#### What needs to be done
Among the entries below, please show each line that carries the word "shortcut".

#### The records

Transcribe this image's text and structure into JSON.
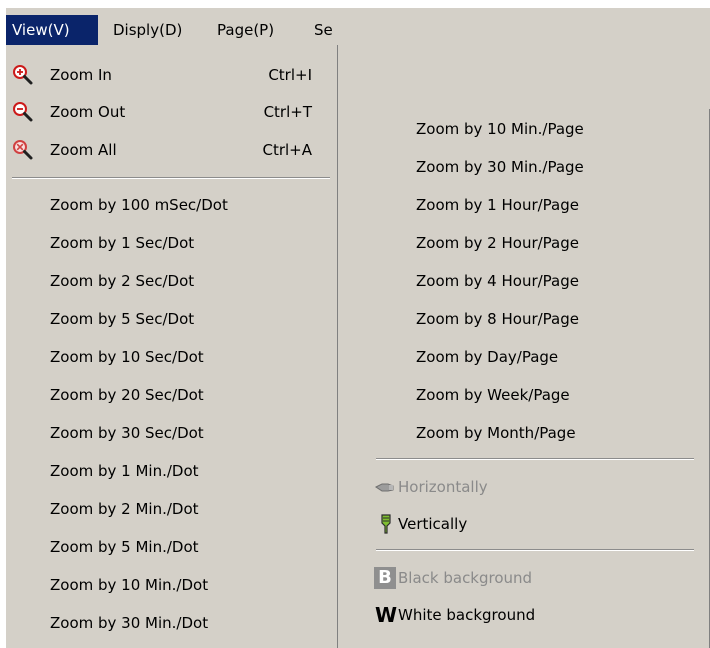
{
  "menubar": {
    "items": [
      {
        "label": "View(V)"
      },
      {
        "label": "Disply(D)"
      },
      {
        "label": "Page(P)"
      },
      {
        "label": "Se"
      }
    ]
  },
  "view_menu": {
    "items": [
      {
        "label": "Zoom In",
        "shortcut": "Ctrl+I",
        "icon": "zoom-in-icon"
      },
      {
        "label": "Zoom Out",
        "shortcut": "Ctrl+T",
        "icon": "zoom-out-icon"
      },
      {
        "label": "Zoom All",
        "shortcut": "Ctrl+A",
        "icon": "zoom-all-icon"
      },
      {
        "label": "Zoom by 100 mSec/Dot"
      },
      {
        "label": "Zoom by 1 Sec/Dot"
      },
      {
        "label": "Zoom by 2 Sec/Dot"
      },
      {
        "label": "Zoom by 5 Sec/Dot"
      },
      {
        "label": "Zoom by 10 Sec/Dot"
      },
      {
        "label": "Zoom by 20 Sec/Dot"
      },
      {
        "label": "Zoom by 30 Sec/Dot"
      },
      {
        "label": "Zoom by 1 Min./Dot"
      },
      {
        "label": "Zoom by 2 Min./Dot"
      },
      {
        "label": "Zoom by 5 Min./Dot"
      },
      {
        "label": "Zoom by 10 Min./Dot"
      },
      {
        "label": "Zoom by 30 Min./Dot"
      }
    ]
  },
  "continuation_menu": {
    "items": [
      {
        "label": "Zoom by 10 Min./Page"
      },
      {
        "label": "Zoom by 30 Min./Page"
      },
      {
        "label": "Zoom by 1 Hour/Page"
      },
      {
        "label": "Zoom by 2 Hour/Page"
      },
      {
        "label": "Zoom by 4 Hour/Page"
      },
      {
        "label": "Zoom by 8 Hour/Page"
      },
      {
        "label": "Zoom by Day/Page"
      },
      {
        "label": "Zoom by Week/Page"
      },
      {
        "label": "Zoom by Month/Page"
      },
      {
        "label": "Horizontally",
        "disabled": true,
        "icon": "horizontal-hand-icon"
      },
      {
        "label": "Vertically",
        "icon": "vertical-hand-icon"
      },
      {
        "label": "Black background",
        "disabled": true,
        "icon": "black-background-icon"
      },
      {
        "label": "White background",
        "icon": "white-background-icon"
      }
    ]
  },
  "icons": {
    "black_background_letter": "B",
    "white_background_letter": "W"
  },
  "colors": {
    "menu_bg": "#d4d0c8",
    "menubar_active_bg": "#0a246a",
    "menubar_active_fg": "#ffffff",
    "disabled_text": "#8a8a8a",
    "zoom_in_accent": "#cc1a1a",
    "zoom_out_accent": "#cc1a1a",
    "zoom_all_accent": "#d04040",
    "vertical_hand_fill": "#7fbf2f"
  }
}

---

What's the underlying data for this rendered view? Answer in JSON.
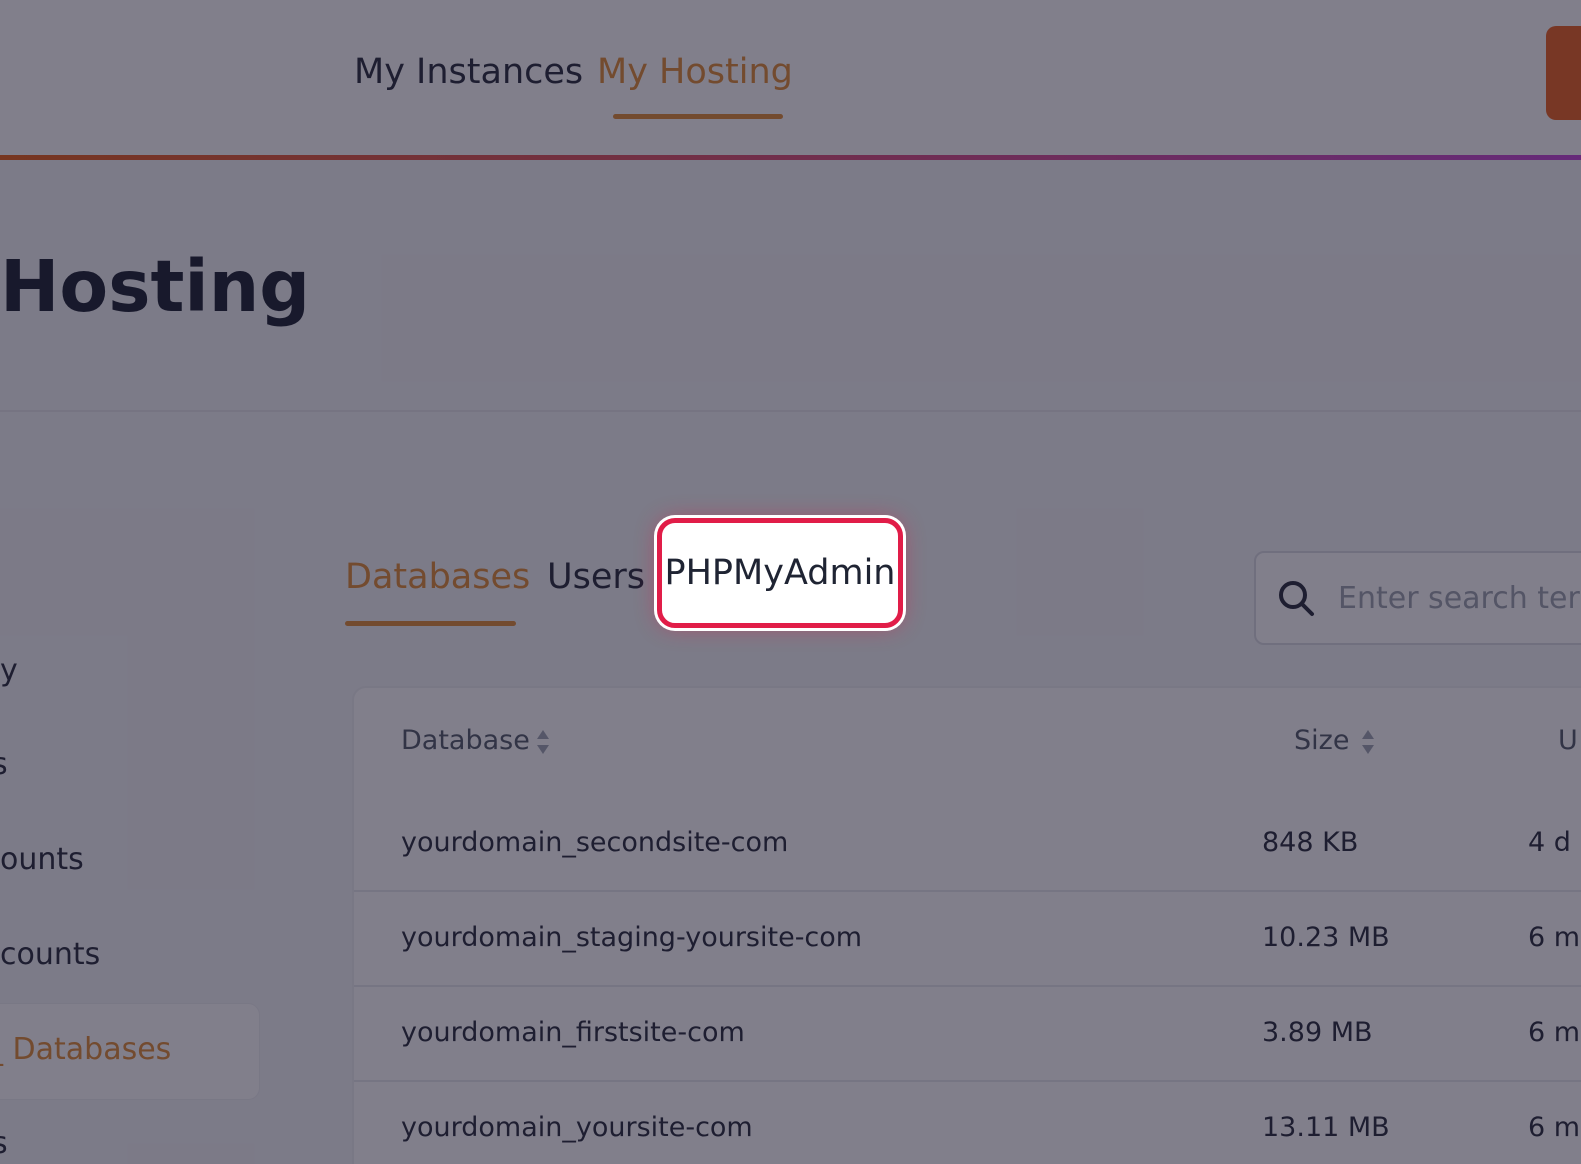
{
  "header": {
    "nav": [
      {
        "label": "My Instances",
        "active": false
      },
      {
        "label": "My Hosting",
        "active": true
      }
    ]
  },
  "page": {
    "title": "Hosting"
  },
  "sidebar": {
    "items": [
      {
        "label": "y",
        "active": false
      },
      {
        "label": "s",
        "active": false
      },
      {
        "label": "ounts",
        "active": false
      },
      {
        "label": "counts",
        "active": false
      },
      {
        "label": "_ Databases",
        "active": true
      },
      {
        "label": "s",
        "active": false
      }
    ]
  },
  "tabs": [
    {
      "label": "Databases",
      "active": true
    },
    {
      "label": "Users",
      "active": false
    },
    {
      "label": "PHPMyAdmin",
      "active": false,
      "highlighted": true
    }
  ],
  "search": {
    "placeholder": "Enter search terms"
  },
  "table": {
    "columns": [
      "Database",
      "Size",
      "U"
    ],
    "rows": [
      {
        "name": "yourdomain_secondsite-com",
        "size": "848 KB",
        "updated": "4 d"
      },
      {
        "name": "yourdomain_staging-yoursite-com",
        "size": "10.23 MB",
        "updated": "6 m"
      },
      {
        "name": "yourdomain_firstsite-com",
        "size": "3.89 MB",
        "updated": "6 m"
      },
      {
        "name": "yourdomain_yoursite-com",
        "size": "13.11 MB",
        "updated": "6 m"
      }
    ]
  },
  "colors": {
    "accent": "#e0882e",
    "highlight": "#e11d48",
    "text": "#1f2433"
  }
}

#### Task answer
        "shortcut": "Ctrl+I",
        "shortcut": "Ctrl+T",
        "shortcut": "Ctrl+A",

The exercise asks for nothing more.